Mar
7
awarded  Yearling
Jan
18
comment When should “no problem” replace “you're welcome” as a response to “thank you”?
@BraddSzonye I don't necessarily disagree as there's an awful lot of room for gray area interpretation. But I think it's easier to take it one way rather than the other when the effort undertaken was clearly a great deal vs. just a polite thoughtful thing that didn't expend a ton of effort. Speaking as a sometimes awkward nerd raised by Norwegian immigrants, I have definitely offended when the intent was humility at times.

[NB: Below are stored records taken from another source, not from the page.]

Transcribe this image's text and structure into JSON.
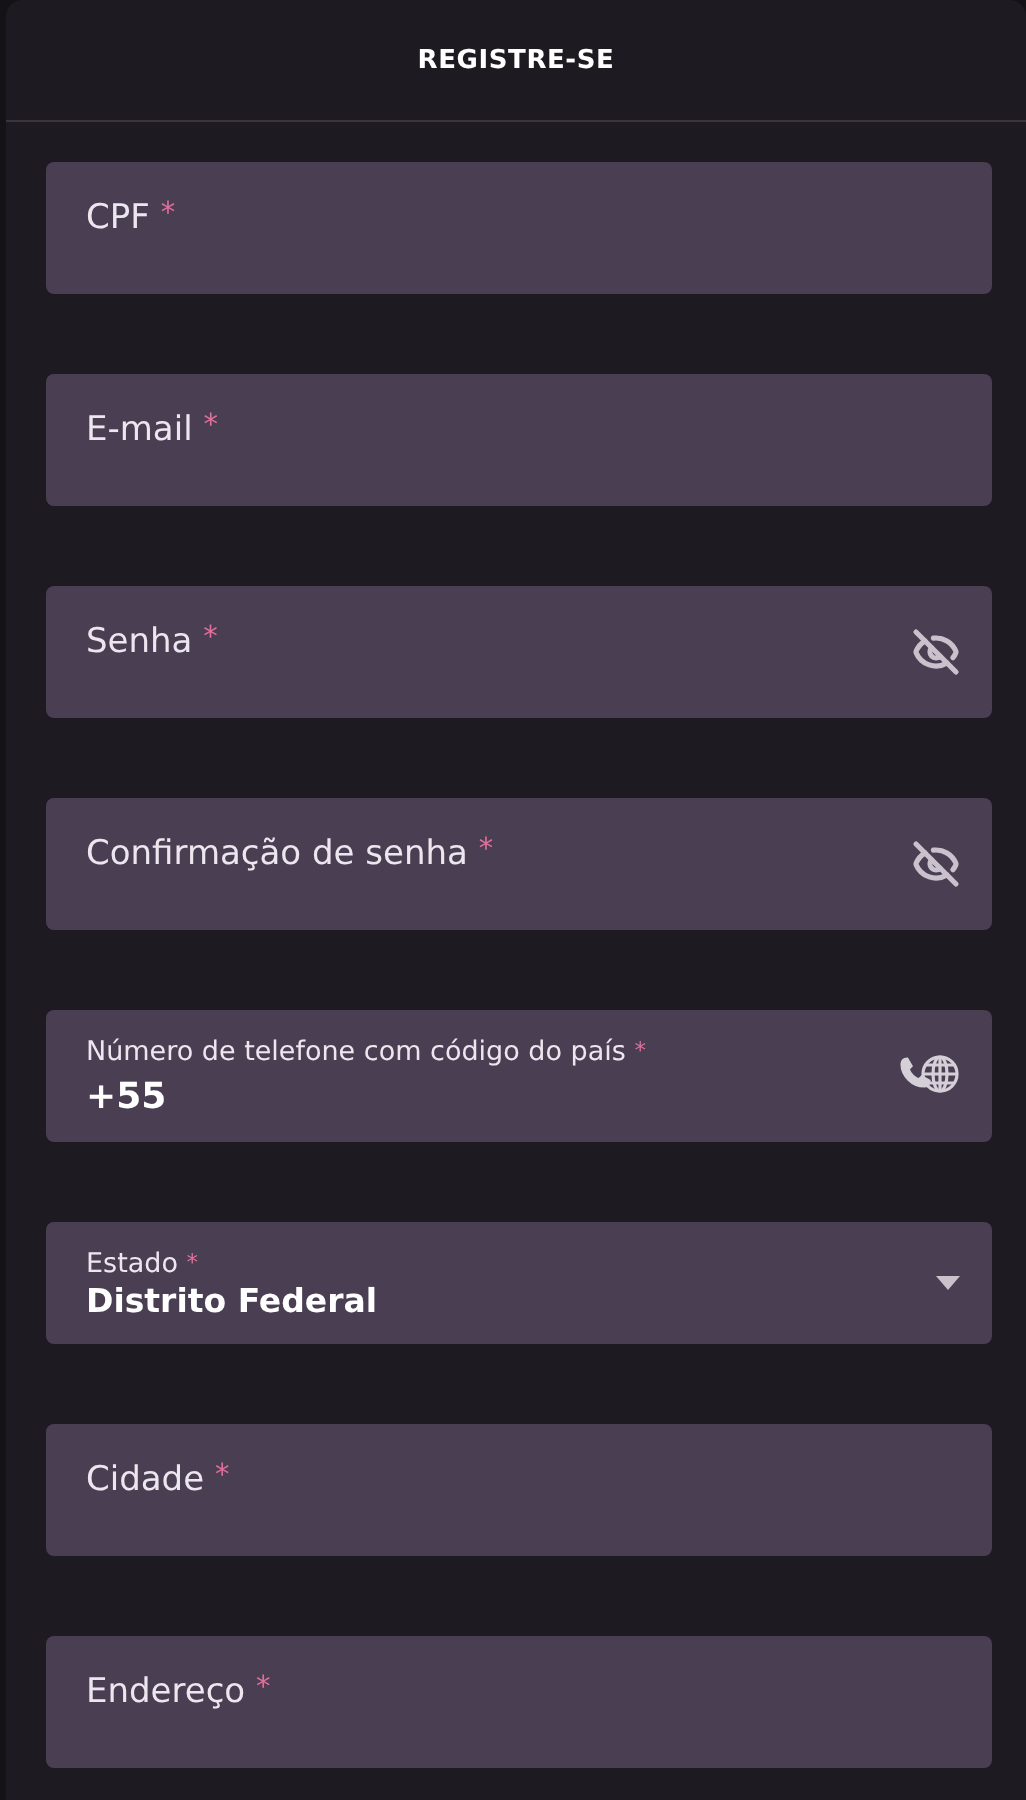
{
  "header": {
    "title": "REGISTRE-SE"
  },
  "fields": [
    {
      "kind": "text",
      "label": "CPF",
      "required_mark": "*"
    },
    {
      "kind": "text",
      "label": "E-mail",
      "required_mark": "*"
    },
    {
      "kind": "password",
      "label": "Senha",
      "required_mark": "*"
    },
    {
      "kind": "password",
      "label": "Confirmação de senha",
      "required_mark": "*"
    },
    {
      "kind": "phone",
      "label": "Número de telefone com código do país",
      "required_mark": "*",
      "value": "+55"
    },
    {
      "kind": "select",
      "label": "Estado",
      "required_mark": "*",
      "value": "Distrito Federal"
    },
    {
      "kind": "text",
      "label": "Cidade",
      "required_mark": "*"
    },
    {
      "kind": "text",
      "label": "Endereço",
      "required_mark": "*"
    }
  ]
}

Sometimes it's better to acknowledge the effort and that they were the reason you were happy to undertake it. But as I said, few would take either the wrong way.
Jan
18
answered When should “no problem” replace “you're welcome” as a response to “thank you”?
Mar
29
comment Whoever had the lice, they're dead now
I didn't say dumb wasn't funny.
Mar
29
awarded  Teacher
Mar
29
comment Whoever had the lice, they're dead now
Is pronoun ambiguity covered by grammar rules? I always thought of it as more of a craft-of-writing concern.
Mar
29
comment Whoever had the lice, they're dead now
It's a dumb way to express the idea because of the ambiguity. Haven't seen that one but if they did one of their dramatic focus routines with that line, then yes, I'd say they were finding humor in language mechanics if not grammar.
Mar
29
awarded  Editor
Mar
29
comment Whoever had the lice, they're dead now
Fair enough and edited. *shakes fist at English teacher from 20 years ago. I still don't think "they're" could be used to refer to "whatever" however.
Mar
29
revised Whoever had the lice, they're dead now
deleted 279 characters in body
Mar
29
answered Whoever had the lice, they're dead now
Mar
29
comment What is a gender-neutral alternative to the expression “man-days”?
Historic or herstoric etymology? Aiggh, the pain! Why did I do that? Why am I hitting ent...
Mar
7
comment What do you call a person who has never done anything wrong in their life?
I'm more cynical. I was going to say "stillborn."